GRAND RAPIDS, Mich. (WOOD) - It took a week and a half for Grand Rapids police to learn the name of a man who died after being beaten and robbed.
Ariel Martinez was robbed by three or four men in the 1900 block of Horton Avenue on Sept. 8. GRPD said. He was beaten and stripped of some of his clothes. He later died of the head injuries he sustained in the attack.
Police had a difficult time identifying Martinez because they thought he was an undocumented worker.
Police say that undocumented workers are sometimes targeted.
"We find that people are singled out sometimes because of what the suspects thinks is the status of the victim, and they rob them thinking, 'Hey, they are never going to call the police,'" Hertel said.
But fears of deportation sometimes cause crimes to go unreported, GRPD says. The department said that fear is unfounded.
"We're everybody's police department. Everybody here is serviced by us. Even if you are undocumented, we're going to address your crime and we are going to investigated to our fullest ability," GRPD Capt. Jeffrey Hertel said.

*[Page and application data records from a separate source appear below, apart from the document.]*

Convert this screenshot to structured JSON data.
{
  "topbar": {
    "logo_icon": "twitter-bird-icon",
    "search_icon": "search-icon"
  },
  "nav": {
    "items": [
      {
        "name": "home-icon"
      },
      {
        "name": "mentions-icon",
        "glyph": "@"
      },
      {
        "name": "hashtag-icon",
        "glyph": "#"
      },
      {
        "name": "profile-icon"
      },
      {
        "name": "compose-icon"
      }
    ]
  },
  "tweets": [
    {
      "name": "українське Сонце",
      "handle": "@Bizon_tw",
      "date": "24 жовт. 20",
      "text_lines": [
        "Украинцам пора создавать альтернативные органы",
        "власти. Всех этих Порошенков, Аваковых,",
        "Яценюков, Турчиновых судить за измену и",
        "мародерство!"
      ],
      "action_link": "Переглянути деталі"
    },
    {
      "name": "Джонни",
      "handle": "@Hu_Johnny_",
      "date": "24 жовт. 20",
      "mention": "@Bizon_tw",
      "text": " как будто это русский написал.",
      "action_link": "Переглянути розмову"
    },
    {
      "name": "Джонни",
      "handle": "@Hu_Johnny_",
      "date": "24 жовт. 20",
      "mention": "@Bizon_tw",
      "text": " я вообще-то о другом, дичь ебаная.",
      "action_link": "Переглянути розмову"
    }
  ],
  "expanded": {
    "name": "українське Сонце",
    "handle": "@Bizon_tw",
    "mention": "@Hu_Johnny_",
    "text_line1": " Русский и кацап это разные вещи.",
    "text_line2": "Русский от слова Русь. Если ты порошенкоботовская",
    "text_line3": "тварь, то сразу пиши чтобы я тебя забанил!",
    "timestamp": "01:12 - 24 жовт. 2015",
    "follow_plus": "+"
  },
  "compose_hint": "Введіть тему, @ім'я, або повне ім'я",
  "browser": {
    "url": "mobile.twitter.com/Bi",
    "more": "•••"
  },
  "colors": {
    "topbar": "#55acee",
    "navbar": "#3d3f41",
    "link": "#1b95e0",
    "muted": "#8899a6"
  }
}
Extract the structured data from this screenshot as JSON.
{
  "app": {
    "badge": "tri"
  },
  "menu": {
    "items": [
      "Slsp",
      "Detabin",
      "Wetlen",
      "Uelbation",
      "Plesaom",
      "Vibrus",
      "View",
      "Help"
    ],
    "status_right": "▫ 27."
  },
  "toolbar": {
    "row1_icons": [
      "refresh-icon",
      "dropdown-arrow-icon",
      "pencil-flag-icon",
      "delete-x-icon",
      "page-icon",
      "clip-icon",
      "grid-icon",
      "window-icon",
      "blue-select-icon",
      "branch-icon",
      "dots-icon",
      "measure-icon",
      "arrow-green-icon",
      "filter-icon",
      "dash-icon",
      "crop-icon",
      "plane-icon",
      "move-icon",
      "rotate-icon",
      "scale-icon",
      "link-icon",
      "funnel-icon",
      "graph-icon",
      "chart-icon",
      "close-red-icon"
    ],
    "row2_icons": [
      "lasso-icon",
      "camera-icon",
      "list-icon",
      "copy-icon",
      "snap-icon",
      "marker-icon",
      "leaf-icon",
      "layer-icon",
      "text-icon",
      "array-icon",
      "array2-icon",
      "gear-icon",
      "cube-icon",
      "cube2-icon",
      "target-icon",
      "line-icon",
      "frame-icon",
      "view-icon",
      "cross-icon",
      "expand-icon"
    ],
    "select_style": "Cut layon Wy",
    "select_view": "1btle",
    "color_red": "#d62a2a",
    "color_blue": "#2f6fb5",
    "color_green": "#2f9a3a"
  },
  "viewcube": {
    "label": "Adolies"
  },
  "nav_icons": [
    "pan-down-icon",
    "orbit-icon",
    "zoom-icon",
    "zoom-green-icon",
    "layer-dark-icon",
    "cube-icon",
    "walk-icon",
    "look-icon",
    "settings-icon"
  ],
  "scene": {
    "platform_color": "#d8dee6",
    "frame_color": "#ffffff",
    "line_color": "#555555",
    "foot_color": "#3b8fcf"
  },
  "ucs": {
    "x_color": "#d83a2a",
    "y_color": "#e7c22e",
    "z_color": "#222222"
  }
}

Leaders within the Hispanic community say GRPD is doing what it can to reach out and that it now lies with the Hispanic community to respond.
"They're scared. Aside from being scared, their legal status and the language barrier," said Maria Meoreno of the Roosevelt Park Neighborhood Association.
Moreno works directly with police, helping people in her neighborhood understand they need to report crimes. If they don't she says, the crime will continue.
"They have to learn to call. They have to not be afraid to call the police. They are here to help us," she said.
Moreno says there is still work to be done, but a lot of progress has been made and she credits police, particularly current Chief Kevin Belk and his predecessor Harry Dolan, for that.
"Chief Belk has done, and Chief Dolen have done so much for our areas for our neighborhoods. And again, I think it all depends on us," she said.
GRPD stresses that people should report crimes regardless of their immigration status because its job is to solve crimes, not deport people.
Thirty-three-year-old Ronald T. Smith II was grew up in Warren.
Is tonight the night? Maybe it's tomorrow. Or even Sunday.
Two other people, who were inside the residence at the time, escaped safely.